[Data extracted from a collection]
%%
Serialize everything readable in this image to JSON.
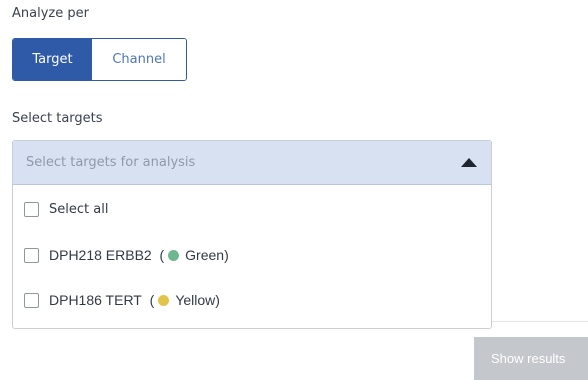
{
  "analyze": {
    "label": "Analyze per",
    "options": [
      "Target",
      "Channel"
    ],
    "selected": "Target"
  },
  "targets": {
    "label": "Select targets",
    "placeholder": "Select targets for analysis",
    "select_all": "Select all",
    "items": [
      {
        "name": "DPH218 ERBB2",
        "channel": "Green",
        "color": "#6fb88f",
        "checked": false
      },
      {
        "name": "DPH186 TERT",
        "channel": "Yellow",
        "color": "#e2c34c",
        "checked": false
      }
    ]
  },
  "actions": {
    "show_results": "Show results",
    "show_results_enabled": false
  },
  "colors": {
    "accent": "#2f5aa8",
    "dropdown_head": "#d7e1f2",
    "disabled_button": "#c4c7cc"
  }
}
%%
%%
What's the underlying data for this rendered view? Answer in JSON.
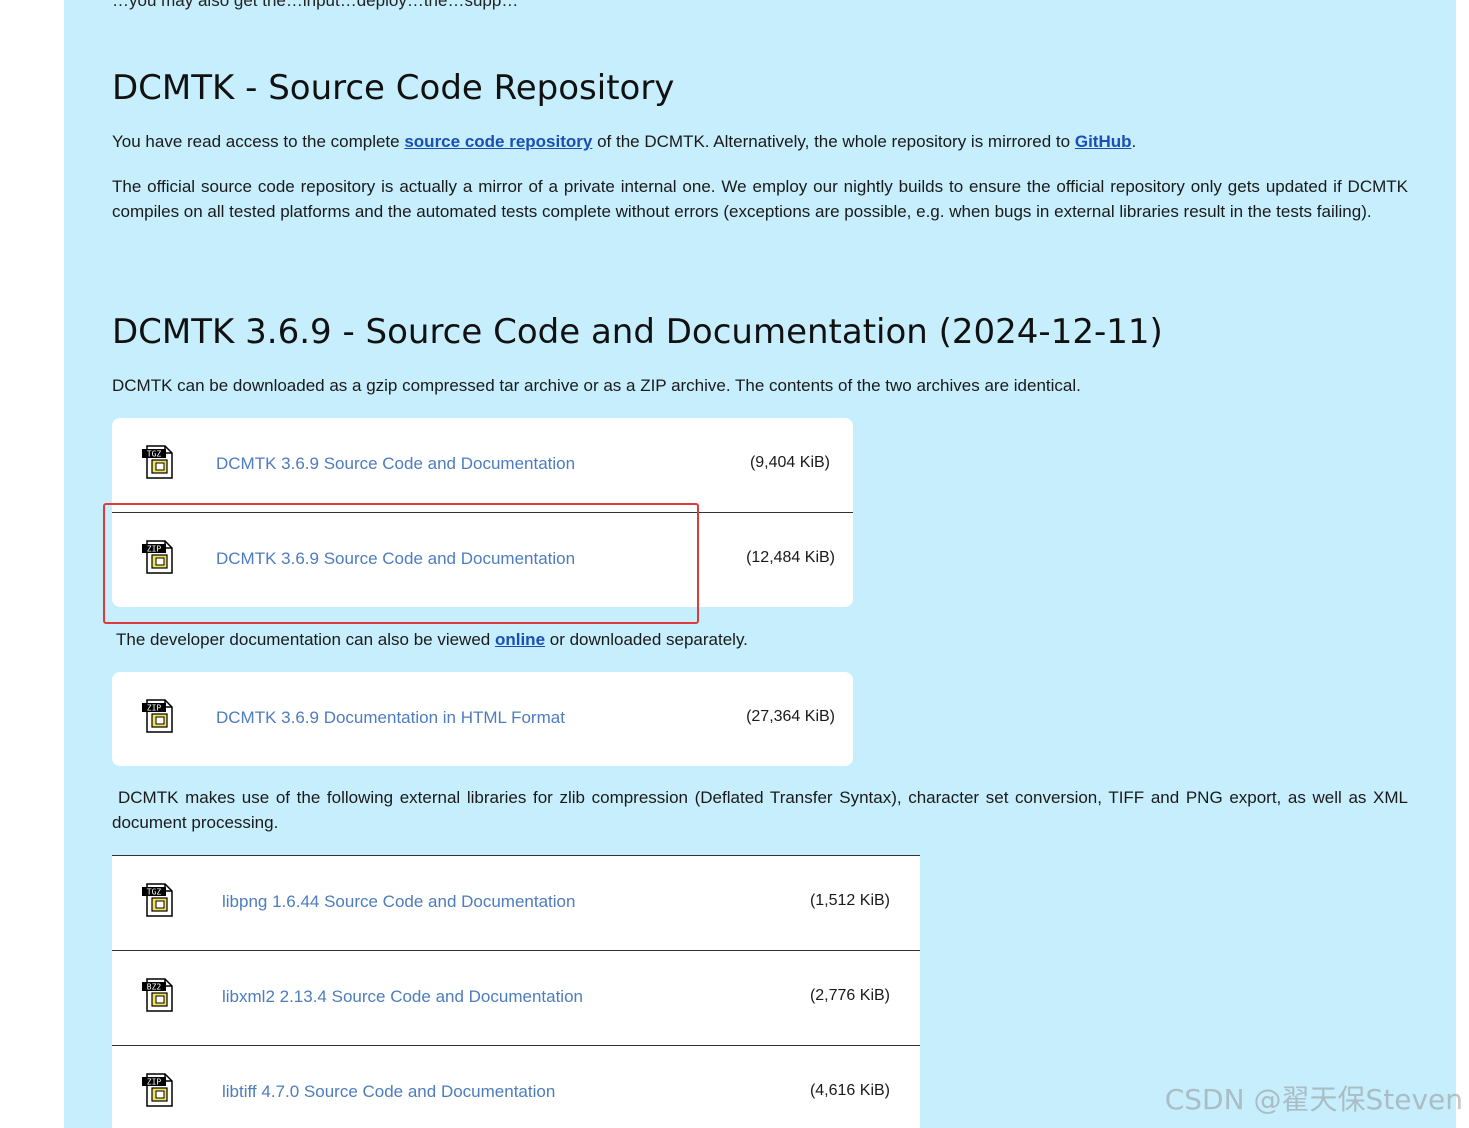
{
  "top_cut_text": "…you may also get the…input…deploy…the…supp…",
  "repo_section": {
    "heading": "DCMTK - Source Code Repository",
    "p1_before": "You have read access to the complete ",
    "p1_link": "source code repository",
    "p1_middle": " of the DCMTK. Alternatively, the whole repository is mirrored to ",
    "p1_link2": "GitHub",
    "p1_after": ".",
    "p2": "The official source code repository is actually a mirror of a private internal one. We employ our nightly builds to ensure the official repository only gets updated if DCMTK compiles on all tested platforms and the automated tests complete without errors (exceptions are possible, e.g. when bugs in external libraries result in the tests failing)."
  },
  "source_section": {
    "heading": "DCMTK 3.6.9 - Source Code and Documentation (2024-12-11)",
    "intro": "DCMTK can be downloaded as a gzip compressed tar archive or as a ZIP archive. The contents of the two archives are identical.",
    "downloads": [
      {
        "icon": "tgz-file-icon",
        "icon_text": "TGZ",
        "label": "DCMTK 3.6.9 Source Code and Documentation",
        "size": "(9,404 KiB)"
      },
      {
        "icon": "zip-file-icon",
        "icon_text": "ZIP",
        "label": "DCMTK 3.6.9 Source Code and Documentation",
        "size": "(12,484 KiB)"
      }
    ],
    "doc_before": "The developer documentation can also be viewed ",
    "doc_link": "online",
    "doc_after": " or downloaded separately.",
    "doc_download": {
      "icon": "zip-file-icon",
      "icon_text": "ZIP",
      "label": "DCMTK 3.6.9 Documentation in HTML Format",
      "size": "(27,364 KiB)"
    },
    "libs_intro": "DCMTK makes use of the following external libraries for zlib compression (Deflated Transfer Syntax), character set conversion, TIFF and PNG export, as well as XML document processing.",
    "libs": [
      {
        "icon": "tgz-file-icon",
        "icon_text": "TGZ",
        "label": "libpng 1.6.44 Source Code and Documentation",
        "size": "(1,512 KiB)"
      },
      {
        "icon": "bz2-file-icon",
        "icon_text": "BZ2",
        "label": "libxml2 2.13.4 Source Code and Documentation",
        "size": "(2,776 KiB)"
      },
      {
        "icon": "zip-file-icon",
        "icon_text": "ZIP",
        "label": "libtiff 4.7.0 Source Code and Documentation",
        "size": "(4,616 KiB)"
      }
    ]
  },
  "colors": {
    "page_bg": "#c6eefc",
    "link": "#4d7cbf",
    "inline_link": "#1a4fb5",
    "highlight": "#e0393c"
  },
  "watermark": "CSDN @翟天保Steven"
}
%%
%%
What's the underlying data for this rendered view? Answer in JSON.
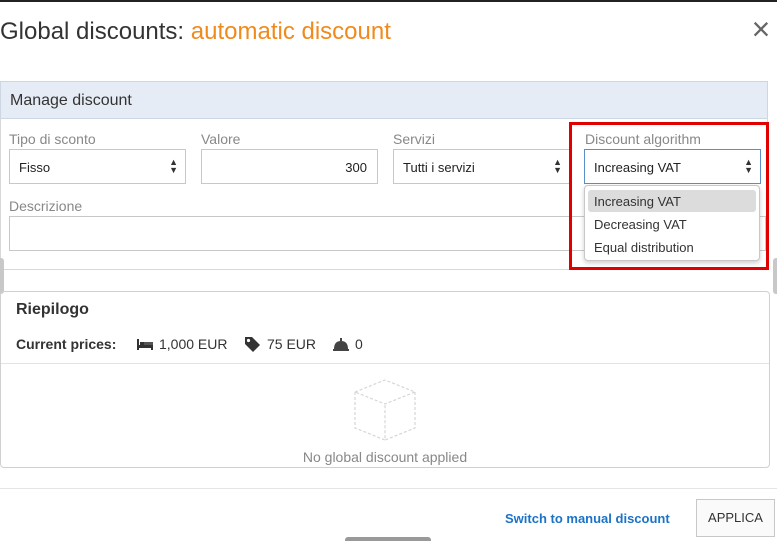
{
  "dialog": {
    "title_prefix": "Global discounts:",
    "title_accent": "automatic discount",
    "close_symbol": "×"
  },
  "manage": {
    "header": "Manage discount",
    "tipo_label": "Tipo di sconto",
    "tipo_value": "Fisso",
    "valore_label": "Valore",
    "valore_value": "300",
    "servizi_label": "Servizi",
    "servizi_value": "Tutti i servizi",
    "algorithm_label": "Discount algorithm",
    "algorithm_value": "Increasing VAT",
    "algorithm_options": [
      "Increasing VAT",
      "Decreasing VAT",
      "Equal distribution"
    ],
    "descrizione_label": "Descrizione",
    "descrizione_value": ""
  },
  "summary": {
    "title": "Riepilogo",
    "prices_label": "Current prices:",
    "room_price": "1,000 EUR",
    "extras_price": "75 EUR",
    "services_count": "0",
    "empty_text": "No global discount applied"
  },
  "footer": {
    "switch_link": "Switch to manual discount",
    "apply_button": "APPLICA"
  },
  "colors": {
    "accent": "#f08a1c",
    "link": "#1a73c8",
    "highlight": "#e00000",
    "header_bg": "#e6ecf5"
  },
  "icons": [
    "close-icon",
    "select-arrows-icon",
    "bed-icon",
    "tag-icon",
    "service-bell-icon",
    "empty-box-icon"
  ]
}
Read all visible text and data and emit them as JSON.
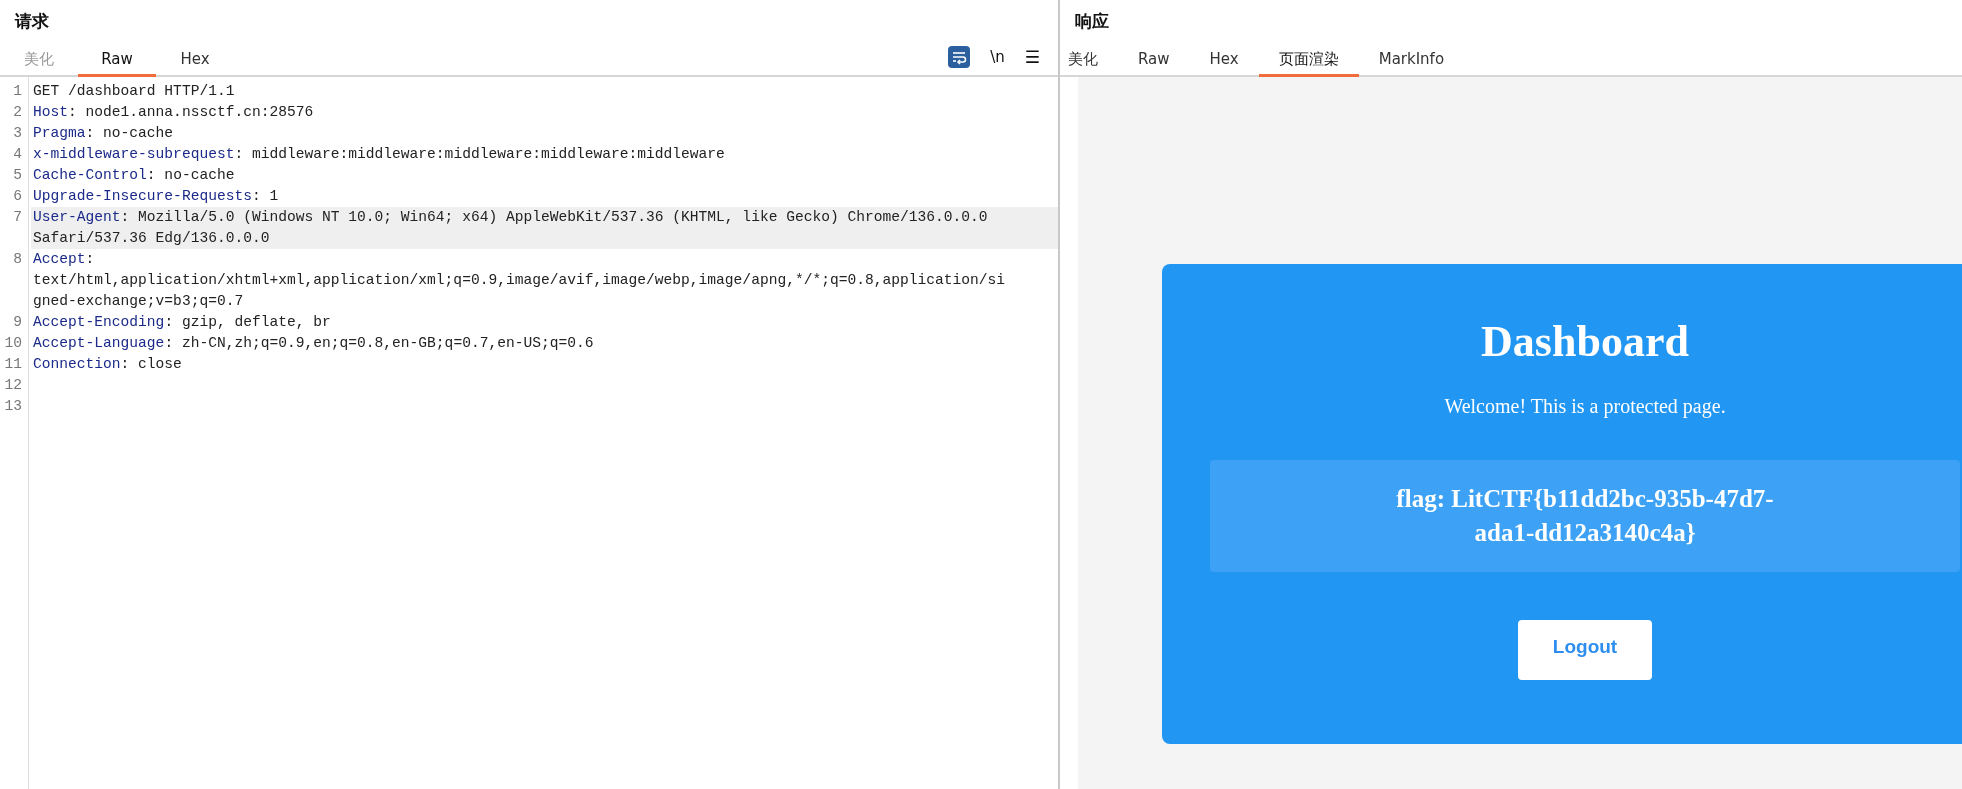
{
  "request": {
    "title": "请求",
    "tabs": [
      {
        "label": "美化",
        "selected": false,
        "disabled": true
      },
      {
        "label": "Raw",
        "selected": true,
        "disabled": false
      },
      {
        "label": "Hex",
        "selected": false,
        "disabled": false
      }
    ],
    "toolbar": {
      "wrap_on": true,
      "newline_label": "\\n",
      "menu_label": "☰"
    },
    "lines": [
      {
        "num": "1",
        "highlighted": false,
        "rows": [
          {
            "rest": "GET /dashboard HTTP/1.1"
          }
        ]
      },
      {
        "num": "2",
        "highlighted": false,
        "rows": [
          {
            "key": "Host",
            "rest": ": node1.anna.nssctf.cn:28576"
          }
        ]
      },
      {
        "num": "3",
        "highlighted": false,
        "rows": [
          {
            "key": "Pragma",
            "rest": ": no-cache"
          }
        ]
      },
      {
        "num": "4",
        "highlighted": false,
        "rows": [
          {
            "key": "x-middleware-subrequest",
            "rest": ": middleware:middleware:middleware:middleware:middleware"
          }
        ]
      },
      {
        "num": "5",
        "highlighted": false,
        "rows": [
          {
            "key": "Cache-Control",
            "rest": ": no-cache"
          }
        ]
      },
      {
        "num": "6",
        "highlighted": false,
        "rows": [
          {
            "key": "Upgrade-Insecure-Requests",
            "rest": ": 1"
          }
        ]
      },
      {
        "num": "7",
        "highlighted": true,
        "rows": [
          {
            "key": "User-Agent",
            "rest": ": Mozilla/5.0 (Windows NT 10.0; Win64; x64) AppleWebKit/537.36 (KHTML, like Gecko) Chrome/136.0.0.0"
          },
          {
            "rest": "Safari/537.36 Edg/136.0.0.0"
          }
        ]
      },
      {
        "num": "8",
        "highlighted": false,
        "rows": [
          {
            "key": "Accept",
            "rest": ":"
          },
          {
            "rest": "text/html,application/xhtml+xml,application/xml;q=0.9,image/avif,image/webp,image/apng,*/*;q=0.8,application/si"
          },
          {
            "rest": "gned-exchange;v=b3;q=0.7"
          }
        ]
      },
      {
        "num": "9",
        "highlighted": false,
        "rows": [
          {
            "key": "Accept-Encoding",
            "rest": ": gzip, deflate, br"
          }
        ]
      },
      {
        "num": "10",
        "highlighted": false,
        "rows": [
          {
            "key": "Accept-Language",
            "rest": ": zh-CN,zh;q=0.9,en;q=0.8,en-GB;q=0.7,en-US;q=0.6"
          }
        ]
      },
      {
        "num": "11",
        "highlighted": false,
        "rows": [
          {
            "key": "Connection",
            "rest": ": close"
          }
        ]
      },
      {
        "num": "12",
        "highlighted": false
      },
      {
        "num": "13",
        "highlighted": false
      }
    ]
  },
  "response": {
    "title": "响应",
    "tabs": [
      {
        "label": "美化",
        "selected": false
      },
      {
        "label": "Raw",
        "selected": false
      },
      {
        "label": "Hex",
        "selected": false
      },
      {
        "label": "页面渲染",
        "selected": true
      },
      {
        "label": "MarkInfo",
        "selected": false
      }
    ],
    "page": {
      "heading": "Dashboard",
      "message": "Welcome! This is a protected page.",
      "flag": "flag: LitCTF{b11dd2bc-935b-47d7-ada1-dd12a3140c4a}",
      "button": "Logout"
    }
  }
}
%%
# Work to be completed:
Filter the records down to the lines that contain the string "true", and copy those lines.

# Result of the exercise:
        "disabled": true
        "selected": true,
      "wrap_on": true,
        "highlighted": true,
        "selected": true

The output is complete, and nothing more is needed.